While Nixon was caught with his hand in the cookie jar, it seems like politics used to be more corrupt in general, in that era and before.
It’s difficult to meaningfully bribe the general populace. Vouching to lower taxes is about the best you can do. If you just need to convince the party head that you’re the person to choose, then all sorts of backroom shenanigans are easy to arrange, and so they did and so we had lots of corrupt leaders. Moving back to party-head selection process would likely mean a return to general corruption.
Superdelegates are probably also prone to fall into the bucket of corruptible entities, in the long run, even if they aren’t yet.
The Venetians had an elaborate system of electing the Doge that used several steps of randomness to try and ensure that no one affiliated with anyone was making the decision, and you couldn’t predict who those people were, so you couldn’t bribe them. And that system ended up becoming corrupted because, in essence, while selecting random people as the electors, they were always random people from the nobility - and the nobility had become a corrupt class, in general, so they tended to pick people who would continue to make that more easy.

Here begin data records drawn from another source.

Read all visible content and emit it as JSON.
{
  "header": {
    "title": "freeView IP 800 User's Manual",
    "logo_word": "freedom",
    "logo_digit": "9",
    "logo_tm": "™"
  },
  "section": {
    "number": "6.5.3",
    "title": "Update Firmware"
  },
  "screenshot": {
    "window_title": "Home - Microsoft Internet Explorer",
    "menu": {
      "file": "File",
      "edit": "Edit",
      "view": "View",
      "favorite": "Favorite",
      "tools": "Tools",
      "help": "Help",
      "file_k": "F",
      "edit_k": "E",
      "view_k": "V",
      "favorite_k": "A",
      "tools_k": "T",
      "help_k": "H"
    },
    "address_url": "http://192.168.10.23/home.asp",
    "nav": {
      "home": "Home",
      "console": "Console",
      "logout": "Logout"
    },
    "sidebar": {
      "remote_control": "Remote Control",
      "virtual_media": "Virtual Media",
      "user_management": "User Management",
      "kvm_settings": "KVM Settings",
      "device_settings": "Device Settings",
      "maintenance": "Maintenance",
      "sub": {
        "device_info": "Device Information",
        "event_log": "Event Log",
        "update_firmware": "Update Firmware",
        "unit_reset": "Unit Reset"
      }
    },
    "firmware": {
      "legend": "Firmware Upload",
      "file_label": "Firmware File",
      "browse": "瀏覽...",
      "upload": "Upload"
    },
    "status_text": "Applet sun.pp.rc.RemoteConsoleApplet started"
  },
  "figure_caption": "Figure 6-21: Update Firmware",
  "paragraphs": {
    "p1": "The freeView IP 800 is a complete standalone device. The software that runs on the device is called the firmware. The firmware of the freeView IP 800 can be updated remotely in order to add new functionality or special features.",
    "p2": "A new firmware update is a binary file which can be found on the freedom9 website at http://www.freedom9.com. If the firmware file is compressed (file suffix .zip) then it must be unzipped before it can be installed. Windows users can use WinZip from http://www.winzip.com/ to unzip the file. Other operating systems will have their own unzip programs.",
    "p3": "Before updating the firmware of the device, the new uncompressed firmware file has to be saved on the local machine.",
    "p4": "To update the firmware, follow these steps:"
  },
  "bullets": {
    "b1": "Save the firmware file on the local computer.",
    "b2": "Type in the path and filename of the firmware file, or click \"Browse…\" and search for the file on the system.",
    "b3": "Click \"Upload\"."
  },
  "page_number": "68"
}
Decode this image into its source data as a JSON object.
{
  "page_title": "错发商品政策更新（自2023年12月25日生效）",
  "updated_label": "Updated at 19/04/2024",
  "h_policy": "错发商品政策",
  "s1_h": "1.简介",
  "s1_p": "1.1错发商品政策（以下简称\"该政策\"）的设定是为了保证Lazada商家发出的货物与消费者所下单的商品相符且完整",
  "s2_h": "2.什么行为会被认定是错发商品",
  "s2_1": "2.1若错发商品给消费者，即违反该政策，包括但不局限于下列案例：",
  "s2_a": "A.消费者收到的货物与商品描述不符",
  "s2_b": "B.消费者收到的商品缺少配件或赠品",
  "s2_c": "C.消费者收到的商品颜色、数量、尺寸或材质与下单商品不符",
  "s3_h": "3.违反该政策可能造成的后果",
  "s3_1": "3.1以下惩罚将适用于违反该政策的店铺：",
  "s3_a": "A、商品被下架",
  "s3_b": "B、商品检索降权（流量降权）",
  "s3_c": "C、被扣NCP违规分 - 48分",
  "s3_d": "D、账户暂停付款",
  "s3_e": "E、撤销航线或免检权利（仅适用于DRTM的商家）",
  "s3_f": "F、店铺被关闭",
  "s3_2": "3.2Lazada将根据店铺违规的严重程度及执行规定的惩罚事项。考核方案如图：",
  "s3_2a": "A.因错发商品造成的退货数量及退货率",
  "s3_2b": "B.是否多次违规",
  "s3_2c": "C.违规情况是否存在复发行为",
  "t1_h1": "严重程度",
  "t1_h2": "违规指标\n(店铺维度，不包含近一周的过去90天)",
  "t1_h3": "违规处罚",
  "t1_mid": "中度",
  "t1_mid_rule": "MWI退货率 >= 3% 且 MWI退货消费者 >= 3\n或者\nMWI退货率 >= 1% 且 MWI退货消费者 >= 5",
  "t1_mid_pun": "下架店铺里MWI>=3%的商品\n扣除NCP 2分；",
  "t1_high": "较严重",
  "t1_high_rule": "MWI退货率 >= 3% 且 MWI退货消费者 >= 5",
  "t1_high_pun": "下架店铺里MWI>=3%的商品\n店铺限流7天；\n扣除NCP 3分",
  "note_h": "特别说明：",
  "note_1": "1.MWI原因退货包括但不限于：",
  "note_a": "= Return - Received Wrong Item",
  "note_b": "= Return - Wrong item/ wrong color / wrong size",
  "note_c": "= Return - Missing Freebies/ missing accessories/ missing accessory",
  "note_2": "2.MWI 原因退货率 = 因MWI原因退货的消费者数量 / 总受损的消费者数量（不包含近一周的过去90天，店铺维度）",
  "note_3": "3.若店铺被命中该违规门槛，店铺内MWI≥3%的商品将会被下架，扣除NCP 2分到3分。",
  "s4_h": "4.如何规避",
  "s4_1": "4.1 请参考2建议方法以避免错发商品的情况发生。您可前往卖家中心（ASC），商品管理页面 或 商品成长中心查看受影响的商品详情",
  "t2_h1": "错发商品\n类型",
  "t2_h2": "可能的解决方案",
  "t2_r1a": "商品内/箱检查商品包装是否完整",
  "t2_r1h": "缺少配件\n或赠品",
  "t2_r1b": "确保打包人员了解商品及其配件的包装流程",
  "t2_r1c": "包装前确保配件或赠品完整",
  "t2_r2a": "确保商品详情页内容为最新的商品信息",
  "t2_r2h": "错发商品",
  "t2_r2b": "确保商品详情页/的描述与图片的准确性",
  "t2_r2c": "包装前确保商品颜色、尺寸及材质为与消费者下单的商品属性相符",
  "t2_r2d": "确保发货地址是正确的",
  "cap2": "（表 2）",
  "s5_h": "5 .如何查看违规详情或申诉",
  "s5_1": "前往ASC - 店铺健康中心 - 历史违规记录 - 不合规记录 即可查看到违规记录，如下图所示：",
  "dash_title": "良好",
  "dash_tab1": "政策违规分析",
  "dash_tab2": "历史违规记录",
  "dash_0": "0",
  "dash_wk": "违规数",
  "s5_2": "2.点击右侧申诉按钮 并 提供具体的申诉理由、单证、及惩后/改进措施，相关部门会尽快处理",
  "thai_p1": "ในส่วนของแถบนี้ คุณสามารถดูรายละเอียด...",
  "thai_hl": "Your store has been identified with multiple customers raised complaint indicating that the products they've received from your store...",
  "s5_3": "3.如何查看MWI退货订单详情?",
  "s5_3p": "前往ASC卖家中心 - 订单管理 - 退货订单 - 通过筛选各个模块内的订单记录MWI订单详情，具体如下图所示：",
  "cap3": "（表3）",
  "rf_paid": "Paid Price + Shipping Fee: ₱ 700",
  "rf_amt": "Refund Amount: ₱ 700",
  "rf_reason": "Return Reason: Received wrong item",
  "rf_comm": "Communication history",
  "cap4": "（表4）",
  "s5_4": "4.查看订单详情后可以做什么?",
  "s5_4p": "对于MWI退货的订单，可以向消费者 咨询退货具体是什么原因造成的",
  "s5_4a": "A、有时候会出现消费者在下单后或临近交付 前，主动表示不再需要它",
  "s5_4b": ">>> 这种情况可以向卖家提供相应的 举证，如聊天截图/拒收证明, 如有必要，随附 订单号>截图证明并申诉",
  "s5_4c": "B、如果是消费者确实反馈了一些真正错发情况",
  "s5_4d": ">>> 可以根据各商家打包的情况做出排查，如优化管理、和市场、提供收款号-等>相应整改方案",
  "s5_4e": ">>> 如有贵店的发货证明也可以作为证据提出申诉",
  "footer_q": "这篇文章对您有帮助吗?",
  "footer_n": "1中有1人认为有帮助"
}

It seems that Clinton did, effectively, buy the election within the party. More than them pulling some clever moves to hurt Bernie, her ability to finance the party made it impossible for other candidates to step up to run against her, despite Hillary having been an unpopular candidate that most anyone could have won against if they’d been able to. The party decided that it was more useful to have the money to use on Congress than to have a strong candidate.
That had nothing to do with Superdelegates. Clinton won more because no one else ran against her than because the Superdelegates backed her. There should have been more names in the race than just Clinton and some Socialist crank. But even were that not the case, Superdelegates would eventual become a target for bribery and corruption.
Democracy, on the other hand, while hard to corrupt - unless you’re narrowing it down to sub-sections of the populace, which you can do given enough time - doesn’t really prevent corruption either. And, more importantly, it promotes Demagogues. Which isn’t to say that a Demagogue is bad. Julius Caesar was, at the end of the day, a clever guy who knew how to get shit done.
But consistently finding a good Demagogue is hard, and even the best of us will go downhill at some point (read about the last years of Madison’s life, for example). Many a great leader has screwed over his legacy in old age, unable to recognize that he’s no longer the man he was. Nepotism, in particular, is a factor that seems to be very hard for even the wisest people to avoid. While doing everything else smart and canny, they’ll then go and put in their idiot son as their successor.
Caesar was great, and the people loved him enough to force the country to abandon Republicanism, when he was assassinated by Senators, trying to protect the country. And that choice sent Rome into a downward spin that never corrected. It was all downhill from the moment they abandoned the Republic, despite each Emperor having full power to do everything necessary. And that’s counter-intuitive to your average person. Endless bickering, compromising, and taking half-measures by a Congress of people can’t possibly be more effective than a powerful, capable leader with full ability to make any decision necessary for the state.
But no, reasoned debate by a Congress of educated people is more successful - particularly in the long run - than rule by a great leader.
A single voice to try and give some shape to the debate is good. Rule by only a Congress would be hellish. But it needs to be a balance, and most people don’t respect that.
What’s needed isn’t democratic election, superdelegates, or historic processes. Something new needs to be developed that is able to find decent people and vet them.
I suggest a solution that treats it like a job. Not a campaign, but an interview process. And I mean that on the side of the electors. They should be finding candidates and taking them apart.
Don’t just select the electors randomly, make sure that they represent all of the people of the country, but also are reasonable-minded sorts within that class. But beyond that, they should be random and unaffiliated with the party heads in any way, direct or indirect.
If we still have a democratic general election, then ask them to promote a few names so that you can have an in-party election of those candidates, to make sure that the candidate can win a popularity contest - something unlikely to come out in an interview.